Dataset excerpts
++++

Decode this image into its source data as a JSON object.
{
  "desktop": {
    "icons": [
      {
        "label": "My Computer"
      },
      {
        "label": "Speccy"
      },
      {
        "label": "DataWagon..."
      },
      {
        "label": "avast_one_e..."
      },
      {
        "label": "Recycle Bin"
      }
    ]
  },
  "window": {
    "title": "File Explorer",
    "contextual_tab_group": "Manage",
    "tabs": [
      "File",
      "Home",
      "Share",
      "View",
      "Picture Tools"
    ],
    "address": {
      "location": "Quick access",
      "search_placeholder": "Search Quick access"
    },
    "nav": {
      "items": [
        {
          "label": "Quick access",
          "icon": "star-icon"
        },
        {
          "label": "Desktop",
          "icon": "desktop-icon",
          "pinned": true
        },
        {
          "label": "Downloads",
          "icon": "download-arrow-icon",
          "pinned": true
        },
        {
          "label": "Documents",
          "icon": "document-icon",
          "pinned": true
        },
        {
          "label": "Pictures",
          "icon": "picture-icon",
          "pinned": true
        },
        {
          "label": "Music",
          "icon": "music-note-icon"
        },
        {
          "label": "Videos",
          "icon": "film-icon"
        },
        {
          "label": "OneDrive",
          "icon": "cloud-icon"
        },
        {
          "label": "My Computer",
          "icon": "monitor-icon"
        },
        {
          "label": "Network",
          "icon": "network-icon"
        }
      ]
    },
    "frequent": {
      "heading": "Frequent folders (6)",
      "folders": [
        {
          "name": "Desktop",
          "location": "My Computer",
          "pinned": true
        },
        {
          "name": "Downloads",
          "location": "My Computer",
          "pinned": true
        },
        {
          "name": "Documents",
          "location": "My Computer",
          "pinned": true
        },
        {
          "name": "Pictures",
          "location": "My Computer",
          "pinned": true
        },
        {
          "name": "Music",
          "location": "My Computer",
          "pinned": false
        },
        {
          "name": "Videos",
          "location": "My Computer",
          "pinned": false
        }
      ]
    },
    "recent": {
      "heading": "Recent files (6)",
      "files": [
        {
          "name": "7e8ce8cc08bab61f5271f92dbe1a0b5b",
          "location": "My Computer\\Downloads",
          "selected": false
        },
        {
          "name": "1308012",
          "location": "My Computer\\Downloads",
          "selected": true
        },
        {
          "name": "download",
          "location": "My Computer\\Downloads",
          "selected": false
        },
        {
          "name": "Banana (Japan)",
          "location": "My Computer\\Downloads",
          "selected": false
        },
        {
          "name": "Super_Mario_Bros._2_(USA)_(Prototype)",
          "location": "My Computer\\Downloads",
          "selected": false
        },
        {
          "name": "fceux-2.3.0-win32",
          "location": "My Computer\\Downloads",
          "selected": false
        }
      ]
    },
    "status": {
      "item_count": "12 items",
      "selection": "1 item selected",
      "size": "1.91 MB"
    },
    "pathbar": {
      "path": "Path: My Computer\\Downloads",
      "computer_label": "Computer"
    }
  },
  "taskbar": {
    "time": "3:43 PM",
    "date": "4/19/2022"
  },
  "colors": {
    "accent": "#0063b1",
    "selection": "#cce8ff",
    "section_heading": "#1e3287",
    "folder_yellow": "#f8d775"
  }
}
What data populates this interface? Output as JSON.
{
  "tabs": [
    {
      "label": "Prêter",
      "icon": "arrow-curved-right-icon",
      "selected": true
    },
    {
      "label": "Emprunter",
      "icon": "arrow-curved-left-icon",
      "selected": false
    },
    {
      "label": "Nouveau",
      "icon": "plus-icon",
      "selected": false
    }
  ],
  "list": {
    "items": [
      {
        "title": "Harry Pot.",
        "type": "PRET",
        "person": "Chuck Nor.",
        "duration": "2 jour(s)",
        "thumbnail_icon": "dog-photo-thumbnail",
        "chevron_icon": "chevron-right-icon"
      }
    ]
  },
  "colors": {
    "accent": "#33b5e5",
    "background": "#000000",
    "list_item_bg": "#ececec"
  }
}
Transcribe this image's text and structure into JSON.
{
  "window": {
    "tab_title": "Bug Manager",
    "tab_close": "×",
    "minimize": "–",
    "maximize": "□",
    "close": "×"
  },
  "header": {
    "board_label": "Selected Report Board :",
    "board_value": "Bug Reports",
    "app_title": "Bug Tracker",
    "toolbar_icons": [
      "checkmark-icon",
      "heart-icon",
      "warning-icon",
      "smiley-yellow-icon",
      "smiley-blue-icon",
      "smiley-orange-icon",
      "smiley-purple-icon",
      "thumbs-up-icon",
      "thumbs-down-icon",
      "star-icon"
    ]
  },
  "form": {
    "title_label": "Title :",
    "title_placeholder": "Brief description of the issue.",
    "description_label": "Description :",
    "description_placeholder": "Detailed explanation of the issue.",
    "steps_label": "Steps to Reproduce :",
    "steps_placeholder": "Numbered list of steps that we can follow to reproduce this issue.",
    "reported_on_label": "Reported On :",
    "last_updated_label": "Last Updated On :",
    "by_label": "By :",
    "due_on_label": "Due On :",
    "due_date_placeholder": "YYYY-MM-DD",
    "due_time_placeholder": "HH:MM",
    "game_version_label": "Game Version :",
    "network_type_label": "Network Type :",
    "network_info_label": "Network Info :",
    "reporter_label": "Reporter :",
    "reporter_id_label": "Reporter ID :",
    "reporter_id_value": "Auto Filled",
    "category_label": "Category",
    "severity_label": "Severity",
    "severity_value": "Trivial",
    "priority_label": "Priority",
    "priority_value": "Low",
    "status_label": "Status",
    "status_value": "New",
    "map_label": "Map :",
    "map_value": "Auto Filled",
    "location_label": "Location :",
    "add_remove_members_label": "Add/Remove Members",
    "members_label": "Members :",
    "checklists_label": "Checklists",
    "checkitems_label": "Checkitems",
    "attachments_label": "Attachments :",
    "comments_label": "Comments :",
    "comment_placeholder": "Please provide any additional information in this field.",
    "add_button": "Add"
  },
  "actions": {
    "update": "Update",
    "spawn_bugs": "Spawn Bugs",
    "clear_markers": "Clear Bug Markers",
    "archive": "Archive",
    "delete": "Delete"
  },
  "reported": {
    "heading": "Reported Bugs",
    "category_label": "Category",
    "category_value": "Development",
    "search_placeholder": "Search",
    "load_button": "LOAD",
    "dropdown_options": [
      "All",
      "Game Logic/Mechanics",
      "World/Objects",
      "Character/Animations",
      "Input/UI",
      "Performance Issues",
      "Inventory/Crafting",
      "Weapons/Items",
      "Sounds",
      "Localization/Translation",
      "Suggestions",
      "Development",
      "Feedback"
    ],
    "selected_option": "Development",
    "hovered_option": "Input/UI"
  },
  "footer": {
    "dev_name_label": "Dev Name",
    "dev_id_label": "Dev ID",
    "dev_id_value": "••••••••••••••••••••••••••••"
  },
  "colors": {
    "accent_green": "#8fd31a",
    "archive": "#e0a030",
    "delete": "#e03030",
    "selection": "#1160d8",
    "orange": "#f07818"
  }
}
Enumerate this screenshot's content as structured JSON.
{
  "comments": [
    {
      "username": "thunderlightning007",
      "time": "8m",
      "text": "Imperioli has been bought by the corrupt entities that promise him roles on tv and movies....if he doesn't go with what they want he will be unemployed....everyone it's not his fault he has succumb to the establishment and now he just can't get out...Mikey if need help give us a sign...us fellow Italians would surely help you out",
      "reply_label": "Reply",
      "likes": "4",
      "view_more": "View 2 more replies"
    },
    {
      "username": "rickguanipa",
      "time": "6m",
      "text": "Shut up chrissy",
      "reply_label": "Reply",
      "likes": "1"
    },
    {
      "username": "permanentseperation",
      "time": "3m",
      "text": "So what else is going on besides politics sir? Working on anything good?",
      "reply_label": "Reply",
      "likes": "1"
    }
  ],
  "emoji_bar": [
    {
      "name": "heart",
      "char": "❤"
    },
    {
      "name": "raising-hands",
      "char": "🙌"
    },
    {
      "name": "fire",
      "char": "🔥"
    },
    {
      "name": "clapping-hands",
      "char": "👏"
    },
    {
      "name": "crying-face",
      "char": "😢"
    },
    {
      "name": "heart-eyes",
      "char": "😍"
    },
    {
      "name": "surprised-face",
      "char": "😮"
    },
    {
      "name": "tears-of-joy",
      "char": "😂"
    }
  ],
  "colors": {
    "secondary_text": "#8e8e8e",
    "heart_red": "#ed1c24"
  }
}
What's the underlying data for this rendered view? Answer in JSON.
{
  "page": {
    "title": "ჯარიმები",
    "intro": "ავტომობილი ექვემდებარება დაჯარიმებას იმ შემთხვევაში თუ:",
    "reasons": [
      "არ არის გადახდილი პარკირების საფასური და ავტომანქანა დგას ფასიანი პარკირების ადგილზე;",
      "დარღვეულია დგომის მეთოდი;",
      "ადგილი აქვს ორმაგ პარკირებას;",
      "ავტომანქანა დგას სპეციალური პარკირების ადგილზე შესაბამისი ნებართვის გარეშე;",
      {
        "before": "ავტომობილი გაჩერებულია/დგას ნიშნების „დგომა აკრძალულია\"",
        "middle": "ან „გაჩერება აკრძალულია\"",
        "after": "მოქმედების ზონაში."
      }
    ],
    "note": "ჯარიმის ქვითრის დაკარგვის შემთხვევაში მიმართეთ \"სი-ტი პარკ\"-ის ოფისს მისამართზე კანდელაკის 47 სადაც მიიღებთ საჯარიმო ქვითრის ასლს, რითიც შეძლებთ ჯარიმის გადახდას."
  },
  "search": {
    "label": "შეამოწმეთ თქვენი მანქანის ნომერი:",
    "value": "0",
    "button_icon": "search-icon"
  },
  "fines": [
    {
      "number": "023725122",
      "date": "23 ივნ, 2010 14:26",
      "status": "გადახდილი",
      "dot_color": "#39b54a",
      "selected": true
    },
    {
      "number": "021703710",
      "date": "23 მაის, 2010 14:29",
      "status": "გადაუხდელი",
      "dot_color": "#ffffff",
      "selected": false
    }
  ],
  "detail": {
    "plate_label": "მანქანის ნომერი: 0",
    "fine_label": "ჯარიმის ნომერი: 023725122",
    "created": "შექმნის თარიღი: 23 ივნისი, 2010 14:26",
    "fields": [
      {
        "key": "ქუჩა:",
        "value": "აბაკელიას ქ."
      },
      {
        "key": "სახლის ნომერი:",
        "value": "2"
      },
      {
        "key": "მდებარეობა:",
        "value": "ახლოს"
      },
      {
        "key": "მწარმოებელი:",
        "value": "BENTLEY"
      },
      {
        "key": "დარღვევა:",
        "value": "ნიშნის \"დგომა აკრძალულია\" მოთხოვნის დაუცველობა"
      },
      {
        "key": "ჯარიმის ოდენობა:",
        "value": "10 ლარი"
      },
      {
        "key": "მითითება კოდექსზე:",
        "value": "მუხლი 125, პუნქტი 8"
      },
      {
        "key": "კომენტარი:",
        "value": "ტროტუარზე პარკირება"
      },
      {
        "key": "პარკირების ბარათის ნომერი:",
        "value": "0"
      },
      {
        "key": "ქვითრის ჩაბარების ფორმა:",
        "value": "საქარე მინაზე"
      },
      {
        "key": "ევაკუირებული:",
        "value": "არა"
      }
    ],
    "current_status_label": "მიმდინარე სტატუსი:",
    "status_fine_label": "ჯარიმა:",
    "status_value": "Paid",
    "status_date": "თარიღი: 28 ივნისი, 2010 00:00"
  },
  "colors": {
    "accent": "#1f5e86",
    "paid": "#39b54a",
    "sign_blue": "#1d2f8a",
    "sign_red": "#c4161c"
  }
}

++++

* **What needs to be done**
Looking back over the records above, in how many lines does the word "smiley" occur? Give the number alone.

* **Exercise solution**
4